Nobles fibres exhibition at Heart Space Studios

Long view of the exhibition at Heart Space Studios, Bristol

Ilsa Fatt's fabric woven necklace, inspired by the Snow Queen, a regal fairytale character

Ilsa Fatt’s fabric woven necklace, inspired by the Snow Queen, a regal fairytale character

Knitted bosoms by Avril Best, in celebration of ‘Knitted Knockers UK’, a group of volunteers who make artificial 100% cotton breasts free of charge for women who have had mastectomies.

Knitted bosoms by Avril Best, in celebration of ‘Knitted Knockers UK’, a group of volunteers who make artificial 100% cotton breasts free of charge for women who have had mastectomies

Arboretum: The art of trees, the Arborealists and other artists

This review is published in Trebuchet Magazine

Shakespeare often used murky forests and prickly undergrowth in his plays as spaces where carnival and otherworldly events could be performed. These woods are liminal places, on the edge of civilisation, creative centres of critique. Similar to many of the Bard’s characters that take a trip to these woods, the viewer of this RWA exhibition is thrown into a magical world of organic transformation and thought-provoking negotiation. A bold sculpture comprised of several steel and bone white sycamores clearly sets the woodland scene. Its confidence and orderly appearance invites us in. Yet it is also quietly subversive by defying the conventional space of the art gallery and taking the inside outside. Its almost as if we can hear the crunch of leaves underfoot as we walk towards this sculpture, so powerful is its provocation of being a ‘real’ forest. This reminds us that trees, like all organic life, resist containment and frames. Fittingly, many of the paintings also included in this show are left raw and unframed, exposed to the elements – and artistic scrutiny.

Fiona Hingston’s  ‘Findings’

Fiona Hingston’s ‘Findings’

There is a curious mixture of styles, from the highly naturalistic, to the hyper-realistic, to those flirting with abstraction and those that are fully immersed within it. This conveys a clear sense of experimentation and exploration into which styles are suitable for contemporary portrayals of a long-examined subject. Fiona Hingston’s piece called ‘Findings’ display found natural objects from the floors of Biddlecomb Wood in the style of a Modernist grid.

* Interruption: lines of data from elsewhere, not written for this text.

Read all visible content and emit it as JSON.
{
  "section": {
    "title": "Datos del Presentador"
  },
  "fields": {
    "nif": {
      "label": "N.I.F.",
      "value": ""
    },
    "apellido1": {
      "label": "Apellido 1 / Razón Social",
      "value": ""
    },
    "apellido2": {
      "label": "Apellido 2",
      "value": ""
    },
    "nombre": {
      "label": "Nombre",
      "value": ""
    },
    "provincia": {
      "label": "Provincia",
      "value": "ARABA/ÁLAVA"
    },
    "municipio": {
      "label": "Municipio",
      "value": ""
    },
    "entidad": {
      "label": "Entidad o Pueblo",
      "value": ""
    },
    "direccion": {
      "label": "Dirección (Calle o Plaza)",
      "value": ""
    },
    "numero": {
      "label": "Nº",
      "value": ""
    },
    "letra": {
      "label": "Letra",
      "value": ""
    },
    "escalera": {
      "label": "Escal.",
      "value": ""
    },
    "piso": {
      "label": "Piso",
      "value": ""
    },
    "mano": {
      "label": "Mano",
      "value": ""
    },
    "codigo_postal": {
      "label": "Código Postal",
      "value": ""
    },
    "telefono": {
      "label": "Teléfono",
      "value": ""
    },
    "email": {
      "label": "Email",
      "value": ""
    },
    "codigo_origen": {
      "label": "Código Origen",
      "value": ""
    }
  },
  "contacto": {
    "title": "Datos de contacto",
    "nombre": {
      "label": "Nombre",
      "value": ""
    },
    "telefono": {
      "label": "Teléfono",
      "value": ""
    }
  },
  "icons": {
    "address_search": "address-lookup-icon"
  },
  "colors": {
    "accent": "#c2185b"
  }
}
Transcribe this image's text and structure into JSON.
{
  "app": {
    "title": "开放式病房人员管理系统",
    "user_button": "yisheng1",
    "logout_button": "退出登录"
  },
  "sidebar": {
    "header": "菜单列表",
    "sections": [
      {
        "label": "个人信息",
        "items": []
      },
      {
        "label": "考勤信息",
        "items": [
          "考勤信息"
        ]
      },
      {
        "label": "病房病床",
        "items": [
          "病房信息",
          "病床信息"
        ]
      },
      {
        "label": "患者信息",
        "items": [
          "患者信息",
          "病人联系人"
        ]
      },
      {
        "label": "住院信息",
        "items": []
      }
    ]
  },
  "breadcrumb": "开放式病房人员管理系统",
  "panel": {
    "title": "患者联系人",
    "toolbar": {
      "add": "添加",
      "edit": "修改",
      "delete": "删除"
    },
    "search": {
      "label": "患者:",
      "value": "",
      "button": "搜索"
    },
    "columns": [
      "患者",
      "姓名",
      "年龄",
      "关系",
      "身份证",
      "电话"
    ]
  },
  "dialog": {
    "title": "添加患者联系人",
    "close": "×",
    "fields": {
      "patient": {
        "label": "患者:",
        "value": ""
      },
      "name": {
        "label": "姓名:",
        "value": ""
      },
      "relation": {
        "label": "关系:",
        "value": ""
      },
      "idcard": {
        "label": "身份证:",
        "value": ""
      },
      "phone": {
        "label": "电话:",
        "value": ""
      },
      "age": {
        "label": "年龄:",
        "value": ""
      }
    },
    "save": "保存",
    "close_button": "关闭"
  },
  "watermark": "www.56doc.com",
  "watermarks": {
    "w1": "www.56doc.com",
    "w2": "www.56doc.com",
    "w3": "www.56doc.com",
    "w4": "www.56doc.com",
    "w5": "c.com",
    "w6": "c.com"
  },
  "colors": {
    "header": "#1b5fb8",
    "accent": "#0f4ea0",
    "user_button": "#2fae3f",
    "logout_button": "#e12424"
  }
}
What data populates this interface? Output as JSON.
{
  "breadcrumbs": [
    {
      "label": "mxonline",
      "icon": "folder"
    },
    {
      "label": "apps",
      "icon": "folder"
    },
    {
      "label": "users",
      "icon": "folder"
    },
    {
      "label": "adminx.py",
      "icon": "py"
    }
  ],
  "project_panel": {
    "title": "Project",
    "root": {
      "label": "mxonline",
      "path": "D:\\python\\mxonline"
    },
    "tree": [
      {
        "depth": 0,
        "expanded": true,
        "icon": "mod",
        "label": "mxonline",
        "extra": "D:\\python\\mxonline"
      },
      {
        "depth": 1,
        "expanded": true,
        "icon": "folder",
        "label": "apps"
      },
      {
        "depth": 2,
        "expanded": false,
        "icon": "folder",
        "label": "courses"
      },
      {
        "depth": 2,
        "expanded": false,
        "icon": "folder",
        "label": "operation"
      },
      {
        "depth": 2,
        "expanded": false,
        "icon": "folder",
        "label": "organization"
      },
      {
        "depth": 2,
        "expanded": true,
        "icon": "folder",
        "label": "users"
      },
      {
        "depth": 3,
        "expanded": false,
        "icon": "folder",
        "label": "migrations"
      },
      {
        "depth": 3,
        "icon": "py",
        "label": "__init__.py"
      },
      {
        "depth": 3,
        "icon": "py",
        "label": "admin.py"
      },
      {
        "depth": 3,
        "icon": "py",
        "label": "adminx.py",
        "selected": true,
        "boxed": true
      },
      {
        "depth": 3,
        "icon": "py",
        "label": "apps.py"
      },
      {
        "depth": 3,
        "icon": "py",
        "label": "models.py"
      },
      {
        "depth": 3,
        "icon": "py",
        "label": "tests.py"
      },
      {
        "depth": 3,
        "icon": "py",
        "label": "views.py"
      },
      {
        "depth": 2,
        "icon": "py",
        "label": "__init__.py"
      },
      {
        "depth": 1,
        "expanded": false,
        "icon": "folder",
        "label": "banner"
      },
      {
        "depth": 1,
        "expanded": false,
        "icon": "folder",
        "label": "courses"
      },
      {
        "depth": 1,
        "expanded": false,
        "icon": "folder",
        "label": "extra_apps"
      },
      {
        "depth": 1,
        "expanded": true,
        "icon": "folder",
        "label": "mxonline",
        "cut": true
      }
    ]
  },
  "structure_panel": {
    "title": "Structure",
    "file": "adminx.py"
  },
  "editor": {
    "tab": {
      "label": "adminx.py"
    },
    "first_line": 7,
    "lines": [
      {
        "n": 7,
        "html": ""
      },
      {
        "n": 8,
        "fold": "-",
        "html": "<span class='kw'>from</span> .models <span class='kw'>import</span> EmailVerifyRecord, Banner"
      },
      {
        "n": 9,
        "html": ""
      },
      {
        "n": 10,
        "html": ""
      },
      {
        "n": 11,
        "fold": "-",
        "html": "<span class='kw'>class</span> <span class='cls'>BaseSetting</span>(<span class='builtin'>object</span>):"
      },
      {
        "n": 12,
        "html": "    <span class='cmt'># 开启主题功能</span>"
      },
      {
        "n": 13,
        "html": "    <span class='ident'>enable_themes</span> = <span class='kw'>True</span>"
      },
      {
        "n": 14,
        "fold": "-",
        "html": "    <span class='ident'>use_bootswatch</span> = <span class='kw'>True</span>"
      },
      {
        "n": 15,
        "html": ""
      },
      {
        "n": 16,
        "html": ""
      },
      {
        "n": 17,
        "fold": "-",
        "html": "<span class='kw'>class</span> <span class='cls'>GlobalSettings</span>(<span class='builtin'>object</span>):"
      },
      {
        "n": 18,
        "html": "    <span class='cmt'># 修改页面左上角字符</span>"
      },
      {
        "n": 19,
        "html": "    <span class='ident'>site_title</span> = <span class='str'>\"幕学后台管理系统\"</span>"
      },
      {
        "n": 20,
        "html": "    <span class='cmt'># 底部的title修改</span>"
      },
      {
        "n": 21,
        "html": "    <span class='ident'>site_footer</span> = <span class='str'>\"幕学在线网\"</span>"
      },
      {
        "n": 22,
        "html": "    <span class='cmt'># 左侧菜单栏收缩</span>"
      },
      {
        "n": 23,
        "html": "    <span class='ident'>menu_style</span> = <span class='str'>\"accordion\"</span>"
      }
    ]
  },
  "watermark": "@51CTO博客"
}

This rings strange with the natural materials and subject matter, making us question how we make sense of our surroundings.  Continue reading

Through Our Hands: The third issue

Front cover of the third Through Our Hands magazineMy article about the delightful and quirky Bristol Wool Fair is published in the third issue of ‘Through Our Hands’ textile magazine.

The Bristol Wool Fair

5 – 7th September 2014, Clifton and Durdham Downs, Bristol

The marquees were an impressive size even from a distance. If you looked carefully, you also might have been able to make out some sheep milling about and being prepared for shearing demonstrations. Getting nearer to the event, the smell of wool and the bleating of sheep were strikingly evident. This was certainly peculiar for the middle of Bristol. And yet, the Bristol Wool Fair was a great success.

The Wool Fair was held over three days on Clifton and Durdham Downs, an expansive stretch of open green space in the heart of the city. It is often used for hosting touring fairgrounds and circuses, but has never before entertained such a big or ambitious art event. It is possible that this was the first arts and crafts fair that the Downs had seen.  Continue reading

Through Our Hands: The 2nd magazine

Through Our Hands magazine issue 2Through Our Hands, an online platform for contemporary quilts, art and craft, has just published the second issue of their magazine with beautiful illustrations of artists’ work. The editorial team includes Annabel Rainbow, Laura Kemshall and Linda Kemshall.

My blog post about the arrival of their first magazine back in May will tell you more about the project’s background and contains a link to the first issue.

I have been invited to contribute a regular column and my latest article is about quilts in Tate Britain’s Folk Art exhibition on pages 51-56.

The link to the magazine is here.